Input: Begin

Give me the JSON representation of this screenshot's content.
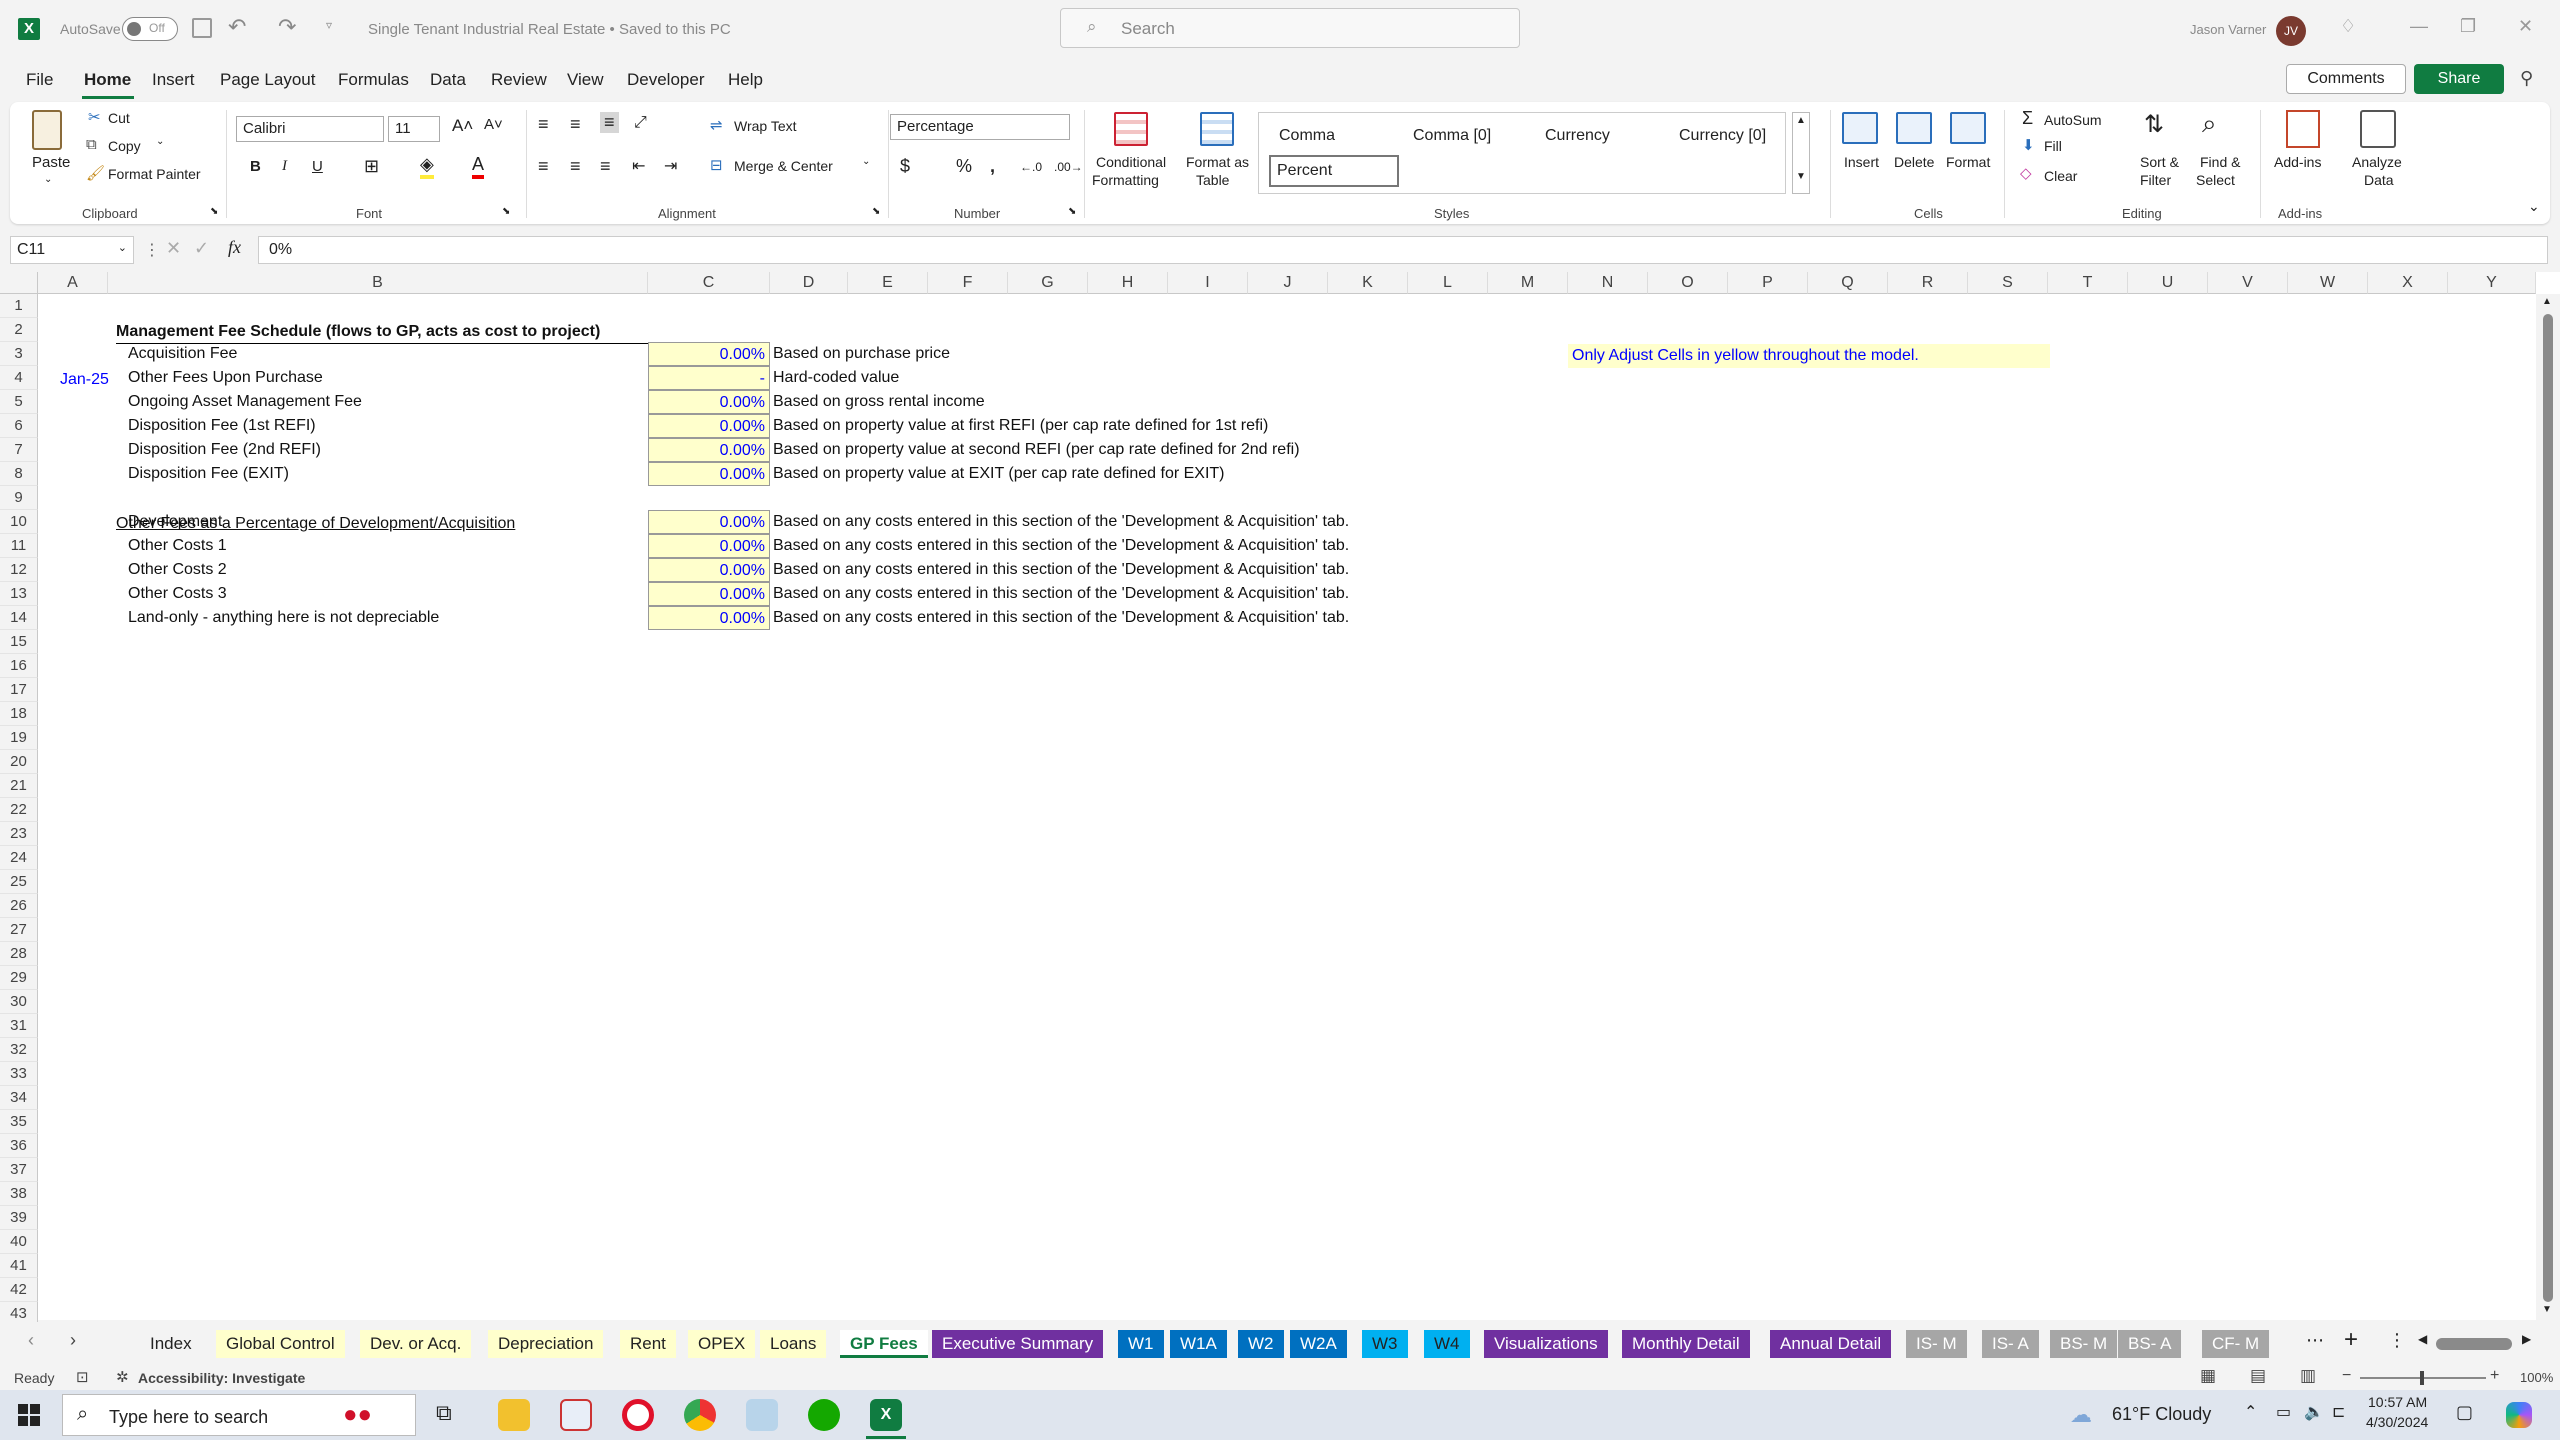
{
  "titlebar": {
    "autosave_label": "AutoSave",
    "autosave_state": "Off",
    "doc_title": "Single Tenant Industrial Real Estate • Saved to this PC",
    "search_placeholder": "Search",
    "user_name": "Jason Varner",
    "user_initials": "JV"
  },
  "menu": {
    "items": [
      "File",
      "Home",
      "Insert",
      "Page Layout",
      "Formulas",
      "Data",
      "Review",
      "View",
      "Developer",
      "Help"
    ],
    "active": "Home",
    "comments": "Comments",
    "share": "Share"
  },
  "ribbon": {
    "clipboard": {
      "paste": "Paste",
      "cut": "Cut",
      "copy": "Copy",
      "format_painter": "Format Painter",
      "label": "Clipboard"
    },
    "font": {
      "family": "Calibri",
      "size": "11",
      "label": "Font"
    },
    "alignment": {
      "wrap_text": "Wrap Text",
      "merge_center": "Merge & Center",
      "label": "Alignment"
    },
    "number": {
      "format": "Percentage",
      "label": "Number"
    },
    "styles": {
      "conditional_formatting_1": "Conditional",
      "conditional_formatting_2": "Formatting",
      "format_as_table_1": "Format as",
      "format_as_table_2": "Table",
      "cell_styles": [
        "Comma",
        "Comma [0]",
        "Currency",
        "Currency [0]",
        "Percent"
      ],
      "label": "Styles"
    },
    "cells": {
      "insert": "Insert",
      "delete": "Delete",
      "format": "Format",
      "label": "Cells"
    },
    "editing": {
      "autosum": "AutoSum",
      "fill": "Fill",
      "clear": "Clear",
      "sort_filter_1": "Sort &",
      "sort_filter_2": "Filter",
      "find_select_1": "Find &",
      "find_select_2": "Select",
      "label": "Editing"
    },
    "addins": {
      "addins": "Add-ins",
      "analyze_1": "Analyze",
      "analyze_2": "Data",
      "label": "Add-ins"
    }
  },
  "formula_bar": {
    "name_box": "C11",
    "formula": "0%"
  },
  "columns": [
    "A",
    "B",
    "C",
    "D",
    "E",
    "F",
    "G",
    "H",
    "I",
    "J",
    "K",
    "L",
    "M",
    "N",
    "O",
    "P",
    "Q",
    "R",
    "S",
    "T",
    "U",
    "V",
    "W",
    "X",
    "Y"
  ],
  "rows": [
    "1",
    "2",
    "3",
    "4",
    "5",
    "6",
    "7",
    "8",
    "9",
    "10",
    "11",
    "12",
    "13",
    "14",
    "15",
    "16",
    "17",
    "18",
    "19",
    "20",
    "21",
    "22",
    "23",
    "24",
    "25",
    "26",
    "27",
    "28",
    "29",
    "30",
    "31",
    "32",
    "33",
    "34",
    "35",
    "36",
    "37",
    "38",
    "39",
    "40",
    "41",
    "42",
    "43"
  ],
  "sheet": {
    "title": "Management Fee Schedule (flows to GP, acts as cost to project)",
    "note": "Only Adjust Cells in yellow throughout the model.",
    "a4": "Jan-25",
    "section2": "Other Fees as a Percentage of Development/Acquisition",
    "fees": [
      {
        "row": "3",
        "label": "Acquisition Fee",
        "value": "0.00%",
        "desc": "Based on purchase price"
      },
      {
        "row": "4",
        "label": "Other Fees Upon Purchase",
        "value": "-",
        "desc": "Hard-coded value"
      },
      {
        "row": "5",
        "label": "Ongoing Asset Management Fee",
        "value": "0.00%",
        "desc": "Based on gross rental income"
      },
      {
        "row": "6",
        "label": "Disposition Fee (1st REFI)",
        "value": "0.00%",
        "desc": "Based on property value at first REFI (per cap rate defined for 1st refi)"
      },
      {
        "row": "7",
        "label": "Disposition Fee (2nd REFI)",
        "value": "0.00%",
        "desc": "Based on property value at second REFI (per cap rate defined for 2nd refi)"
      },
      {
        "row": "8",
        "label": "Disposition Fee (EXIT)",
        "value": "0.00%",
        "desc": "Based on property value at EXIT (per cap rate defined for EXIT)"
      }
    ],
    "other_fees": [
      {
        "row": "10",
        "label": "Development",
        "value": "0.00%",
        "desc": "Based on any costs entered in this section of the 'Development & Acquisition' tab."
      },
      {
        "row": "11",
        "label": "Other Costs 1",
        "value": "0.00%",
        "desc": "Based on any costs entered in this section of the 'Development & Acquisition' tab."
      },
      {
        "row": "12",
        "label": "Other Costs 2",
        "value": "0.00%",
        "desc": "Based on any costs entered in this section of the 'Development & Acquisition' tab."
      },
      {
        "row": "13",
        "label": "Other Costs 3",
        "value": "0.00%",
        "desc": "Based on any costs entered in this section of the 'Development & Acquisition' tab."
      },
      {
        "row": "14",
        "label": "Land-only - anything here is not depreciable",
        "value": "0.00%",
        "desc": "Based on any costs entered in this section of the 'Development & Acquisition' tab."
      }
    ]
  },
  "tabs": [
    {
      "label": "Index",
      "bg": "#f3f3f3",
      "fg": "#222"
    },
    {
      "label": "Global Control",
      "bg": "#ffffcc",
      "fg": "#222"
    },
    {
      "label": "Dev. or Acq.",
      "bg": "#ffffcc",
      "fg": "#222"
    },
    {
      "label": "Depreciation",
      "bg": "#ffffcc",
      "fg": "#222"
    },
    {
      "label": "Rent",
      "bg": "#ffffcc",
      "fg": "#222"
    },
    {
      "label": "OPEX",
      "bg": "#ffffcc",
      "fg": "#222"
    },
    {
      "label": "Loans",
      "bg": "#ffffcc",
      "fg": "#222"
    },
    {
      "label": "GP Fees",
      "bg": "#ffffff",
      "fg": "#107c41"
    },
    {
      "label": "Executive Summary",
      "bg": "#7030a0",
      "fg": "#ffffff"
    },
    {
      "label": "W1",
      "bg": "#0070c0",
      "fg": "#ffffff"
    },
    {
      "label": "W1A",
      "bg": "#0070c0",
      "fg": "#ffffff"
    },
    {
      "label": "W2",
      "bg": "#0070c0",
      "fg": "#ffffff"
    },
    {
      "label": "W2A",
      "bg": "#0070c0",
      "fg": "#ffffff"
    },
    {
      "label": "W3",
      "bg": "#00b0f0",
      "fg": "#222"
    },
    {
      "label": "W4",
      "bg": "#00b0f0",
      "fg": "#222"
    },
    {
      "label": "Visualizations",
      "bg": "#7030a0",
      "fg": "#ffffff"
    },
    {
      "label": "Monthly Detail",
      "bg": "#7030a0",
      "fg": "#ffffff"
    },
    {
      "label": "Annual Detail",
      "bg": "#7030a0",
      "fg": "#ffffff"
    },
    {
      "label": "IS- M",
      "bg": "#a6a6a6",
      "fg": "#ffffff"
    },
    {
      "label": "IS- A",
      "bg": "#a6a6a6",
      "fg": "#ffffff"
    },
    {
      "label": "BS- M",
      "bg": "#a6a6a6",
      "fg": "#ffffff"
    },
    {
      "label": "BS- A",
      "bg": "#a6a6a6",
      "fg": "#ffffff"
    },
    {
      "label": "CF- M",
      "bg": "#a6a6a6",
      "fg": "#ffffff"
    }
  ],
  "status": {
    "ready": "Ready",
    "accessibility": "Accessibility: Investigate",
    "zoom": "100%"
  },
  "taskbar": {
    "search_placeholder": "Type here to search",
    "weather": "61°F  Cloudy",
    "time": "10:57 AM",
    "date": "4/30/2024"
  },
  "colors": {
    "accent": "#107c41",
    "input_fill": "#ffffcc",
    "input_text": "#0000ff"
  }
}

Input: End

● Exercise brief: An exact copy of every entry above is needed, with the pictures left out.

● Answer section:
Give me the JSON representation of this screenshot's content.
{
  "titlebar": {
    "autosave_label": "AutoSave",
    "autosave_state": "Off",
    "doc_title": "Single Tenant Industrial Real Estate • Saved to this PC",
    "search_placeholder": "Search",
    "user_name": "Jason Varner",
    "user_initials": "JV"
  },
  "menu": {
    "items": [
      "File",
      "Home",
      "Insert",
      "Page Layout",
      "Formulas",
      "Data",
      "Review",
      "View",
      "Developer",
      "Help"
    ],
    "active": "Home",
    "comments": "Comments",
    "share": "Share"
  },
  "ribbon": {
    "clipboard": {
      "paste": "Paste",
      "cut": "Cut",
      "copy": "Copy",
      "format_painter": "Format Painter",
      "label": "Clipboard"
    },
    "font": {
      "family": "Calibri",
      "size": "11",
      "label": "Font"
    },
    "alignment": {
      "wrap_text": "Wrap Text",
      "merge_center": "Merge & Center",
      "label": "Alignment"
    },
    "number": {
      "format": "Percentage",
      "label": "Number"
    },
    "styles": {
      "conditional_formatting_1": "Conditional",
      "conditional_formatting_2": "Formatting",
      "format_as_table_1": "Format as",
      "format_as_table_2": "Table",
      "cell_styles": [
        "Comma",
        "Comma [0]",
        "Currency",
        "Currency [0]",
        "Percent"
      ],
      "label": "Styles"
    },
    "cells": {
      "insert": "Insert",
      "delete": "Delete",
      "format": "Format",
      "label": "Cells"
    },
    "editing": {
      "autosum": "AutoSum",
      "fill": "Fill",
      "clear": "Clear",
      "sort_filter_1": "Sort &",
      "sort_filter_2": "Filter",
      "find_select_1": "Find &",
      "find_select_2": "Select",
      "label": "Editing"
    },
    "addins": {
      "addins": "Add-ins",
      "analyze_1": "Analyze",
      "analyze_2": "Data",
      "label": "Add-ins"
    }
  },
  "formula_bar": {
    "name_box": "C11",
    "formula": "0%"
  },
  "columns": [
    "A",
    "B",
    "C",
    "D",
    "E",
    "F",
    "G",
    "H",
    "I",
    "J",
    "K",
    "L",
    "M",
    "N",
    "O",
    "P",
    "Q",
    "R",
    "S",
    "T",
    "U",
    "V",
    "W",
    "X",
    "Y"
  ],
  "rows": [
    "1",
    "2",
    "3",
    "4",
    "5",
    "6",
    "7",
    "8",
    "9",
    "10",
    "11",
    "12",
    "13",
    "14",
    "15",
    "16",
    "17",
    "18",
    "19",
    "20",
    "21",
    "22",
    "23",
    "24",
    "25",
    "26",
    "27",
    "28",
    "29",
    "30",
    "31",
    "32",
    "33",
    "34",
    "35",
    "36",
    "37",
    "38",
    "39",
    "40",
    "41",
    "42",
    "43"
  ],
  "sheet": {
    "title": "Management Fee Schedule (flows to GP, acts as cost to project)",
    "note": "Only Adjust Cells in yellow throughout the model.",
    "a4": "Jan-25",
    "section2": "Other Fees as a Percentage of Development/Acquisition",
    "fees": [
      {
        "row": "3",
        "label": "Acquisition Fee",
        "value": "0.00%",
        "desc": "Based on purchase price"
      },
      {
        "row": "4",
        "label": "Other Fees Upon Purchase",
        "value": "-",
        "desc": "Hard-coded value"
      },
      {
        "row": "5",
        "label": "Ongoing Asset Management Fee",
        "value": "0.00%",
        "desc": "Based on gross rental income"
      },
      {
        "row": "6",
        "label": "Disposition Fee (1st REFI)",
        "value": "0.00%",
        "desc": "Based on property value at first REFI (per cap rate defined for 1st refi)"
      },
      {
        "row": "7",
        "label": "Disposition Fee (2nd REFI)",
        "value": "0.00%",
        "desc": "Based on property value at second REFI (per cap rate defined for 2nd refi)"
      },
      {
        "row": "8",
        "label": "Disposition Fee (EXIT)",
        "value": "0.00%",
        "desc": "Based on property value at EXIT (per cap rate defined for EXIT)"
      }
    ],
    "other_fees": [
      {
        "row": "10",
        "label": "Development",
        "value": "0.00%",
        "desc": "Based on any costs entered in this section of the 'Development & Acquisition' tab."
      },
      {
        "row": "11",
        "label": "Other Costs 1",
        "value": "0.00%",
        "desc": "Based on any costs entered in this section of the 'Development & Acquisition' tab."
      },
      {
        "row": "12",
        "label": "Other Costs 2",
        "value": "0.00%",
        "desc": "Based on any costs entered in this section of the 'Development & Acquisition' tab."
      },
      {
        "row": "13",
        "label": "Other Costs 3",
        "value": "0.00%",
        "desc": "Based on any costs entered in this section of the 'Development & Acquisition' tab."
      },
      {
        "row": "14",
        "label": "Land-only - anything here is not depreciable",
        "value": "0.00%",
        "desc": "Based on any costs entered in this section of the 'Development & Acquisition' tab."
      }
    ]
  },
  "tabs": [
    {
      "label": "Index",
      "bg": "#f3f3f3",
      "fg": "#222"
    },
    {
      "label": "Global Control",
      "bg": "#ffffcc",
      "fg": "#222"
    },
    {
      "label": "Dev. or Acq.",
      "bg": "#ffffcc",
      "fg": "#222"
    },
    {
      "label": "Depreciation",
      "bg": "#ffffcc",
      "fg": "#222"
    },
    {
      "label": "Rent",
      "bg": "#ffffcc",
      "fg": "#222"
    },
    {
      "label": "OPEX",
      "bg": "#ffffcc",
      "fg": "#222"
    },
    {
      "label": "Loans",
      "bg": "#ffffcc",
      "fg": "#222"
    },
    {
      "label": "GP Fees",
      "bg": "#ffffff",
      "fg": "#107c41"
    },
    {
      "label": "Executive Summary",
      "bg": "#7030a0",
      "fg": "#ffffff"
    },
    {
      "label": "W1",
      "bg": "#0070c0",
      "fg": "#ffffff"
    },
    {
      "label": "W1A",
      "bg": "#0070c0",
      "fg": "#ffffff"
    },
    {
      "label": "W2",
      "bg": "#0070c0",
      "fg": "#ffffff"
    },
    {
      "label": "W2A",
      "bg": "#0070c0",
      "fg": "#ffffff"
    },
    {
      "label": "W3",
      "bg": "#00b0f0",
      "fg": "#222"
    },
    {
      "label": "W4",
      "bg": "#00b0f0",
      "fg": "#222"
    },
    {
      "label": "Visualizations",
      "bg": "#7030a0",
      "fg": "#ffffff"
    },
    {
      "label": "Monthly Detail",
      "bg": "#7030a0",
      "fg": "#ffffff"
    },
    {
      "label": "Annual Detail",
      "bg": "#7030a0",
      "fg": "#ffffff"
    },
    {
      "label": "IS- M",
      "bg": "#a6a6a6",
      "fg": "#ffffff"
    },
    {
      "label": "IS- A",
      "bg": "#a6a6a6",
      "fg": "#ffffff"
    },
    {
      "label": "BS- M",
      "bg": "#a6a6a6",
      "fg": "#ffffff"
    },
    {
      "label": "BS- A",
      "bg": "#a6a6a6",
      "fg": "#ffffff"
    },
    {
      "label": "CF- M",
      "bg": "#a6a6a6",
      "fg": "#ffffff"
    }
  ],
  "status": {
    "ready": "Ready",
    "accessibility": "Accessibility: Investigate",
    "zoom": "100%"
  },
  "taskbar": {
    "search_placeholder": "Type here to search",
    "weather": "61°F  Cloudy",
    "time": "10:57 AM",
    "date": "4/30/2024"
  },
  "colors": {
    "accent": "#107c41",
    "input_fill": "#ffffcc",
    "input_text": "#0000ff"
  }
}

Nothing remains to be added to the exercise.